++++ Dataset records
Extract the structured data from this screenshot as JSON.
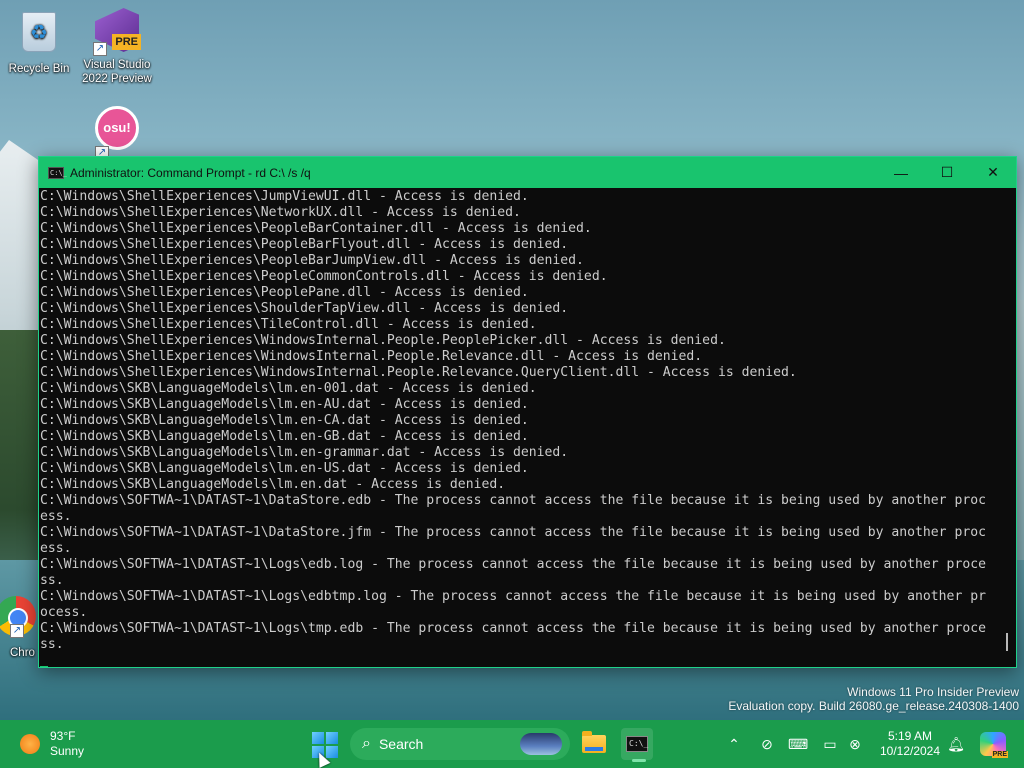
{
  "desktop": {
    "icons": [
      {
        "label": "Recycle Bin"
      },
      {
        "label": "Visual Studio 2022 Preview",
        "badge": "PRE"
      },
      {
        "label": "osu!",
        "glyph": "osu!"
      },
      {
        "label": "Chro"
      }
    ]
  },
  "window": {
    "title": "Administrator: Command Prompt - rd  C:\\ /s /q",
    "icon_text": "C:\\_",
    "controls": {
      "minimize": "—",
      "maximize": "☐",
      "close": "✕"
    }
  },
  "console": {
    "lines": [
      "C:\\Windows\\ShellExperiences\\JumpViewUI.dll - Access is denied.",
      "C:\\Windows\\ShellExperiences\\NetworkUX.dll - Access is denied.",
      "C:\\Windows\\ShellExperiences\\PeopleBarContainer.dll - Access is denied.",
      "C:\\Windows\\ShellExperiences\\PeopleBarFlyout.dll - Access is denied.",
      "C:\\Windows\\ShellExperiences\\PeopleBarJumpView.dll - Access is denied.",
      "C:\\Windows\\ShellExperiences\\PeopleCommonControls.dll - Access is denied.",
      "C:\\Windows\\ShellExperiences\\PeoplePane.dll - Access is denied.",
      "C:\\Windows\\ShellExperiences\\ShoulderTapView.dll - Access is denied.",
      "C:\\Windows\\ShellExperiences\\TileControl.dll - Access is denied.",
      "C:\\Windows\\ShellExperiences\\WindowsInternal.People.PeoplePicker.dll - Access is denied.",
      "C:\\Windows\\ShellExperiences\\WindowsInternal.People.Relevance.dll - Access is denied.",
      "C:\\Windows\\ShellExperiences\\WindowsInternal.People.Relevance.QueryClient.dll - Access is denied.",
      "C:\\Windows\\SKB\\LanguageModels\\lm.en-001.dat - Access is denied.",
      "C:\\Windows\\SKB\\LanguageModels\\lm.en-AU.dat - Access is denied.",
      "C:\\Windows\\SKB\\LanguageModels\\lm.en-CA.dat - Access is denied.",
      "C:\\Windows\\SKB\\LanguageModels\\lm.en-GB.dat - Access is denied.",
      "C:\\Windows\\SKB\\LanguageModels\\lm.en-grammar.dat - Access is denied.",
      "C:\\Windows\\SKB\\LanguageModels\\lm.en-US.dat - Access is denied.",
      "C:\\Windows\\SKB\\LanguageModels\\lm.en.dat - Access is denied.",
      "C:\\Windows\\SOFTWA~1\\DATAST~1\\DataStore.edb - The process cannot access the file because it is being used by another proc",
      "ess.",
      "C:\\Windows\\SOFTWA~1\\DATAST~1\\DataStore.jfm - The process cannot access the file because it is being used by another proc",
      "ess.",
      "C:\\Windows\\SOFTWA~1\\DATAST~1\\Logs\\edb.log - The process cannot access the file because it is being used by another proce",
      "ss.",
      "C:\\Windows\\SOFTWA~1\\DATAST~1\\Logs\\edbtmp.log - The process cannot access the file because it is being used by another pr",
      "ocess.",
      "C:\\Windows\\SOFTWA~1\\DATAST~1\\Logs\\tmp.edb - The process cannot access the file because it is being used by another proce",
      "ss."
    ]
  },
  "watermark": {
    "line1": "Windows 11 Pro Insider Preview",
    "line2": "Evaluation copy. Build 26080.ge_release.240308-1400"
  },
  "taskbar": {
    "weather": {
      "temp": "93°F",
      "condition": "Sunny"
    },
    "search_label": "Search",
    "clock": {
      "time": "5:19 AM",
      "date": "10/12/2024"
    },
    "tray_icons": [
      "chevron-up-icon",
      "network-off-icon",
      "keyboard-icon",
      "display-icon",
      "accessibility-icon",
      "bell-icon"
    ],
    "copilot_badge": "PRE"
  },
  "colors": {
    "accent": "#19c46e",
    "taskbar": "#1b9c4c",
    "console_bg": "#0c0c0c",
    "console_text": "#cccccc"
  }
}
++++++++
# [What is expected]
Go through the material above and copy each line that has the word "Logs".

# [Expected answer]
      "C:\\Windows\\SOFTWA~1\\DATAST~1\\Logs\\edb.log - The process cannot access the file because it is being used by another proce",
      "C:\\Windows\\SOFTWA~1\\DATAST~1\\Logs\\edbtmp.log - The process cannot access the file because it is being used by another pr",
      "C:\\Windows\\SOFTWA~1\\DATAST~1\\Logs\\tmp.edb - The process cannot access the file because it is being used by another proce",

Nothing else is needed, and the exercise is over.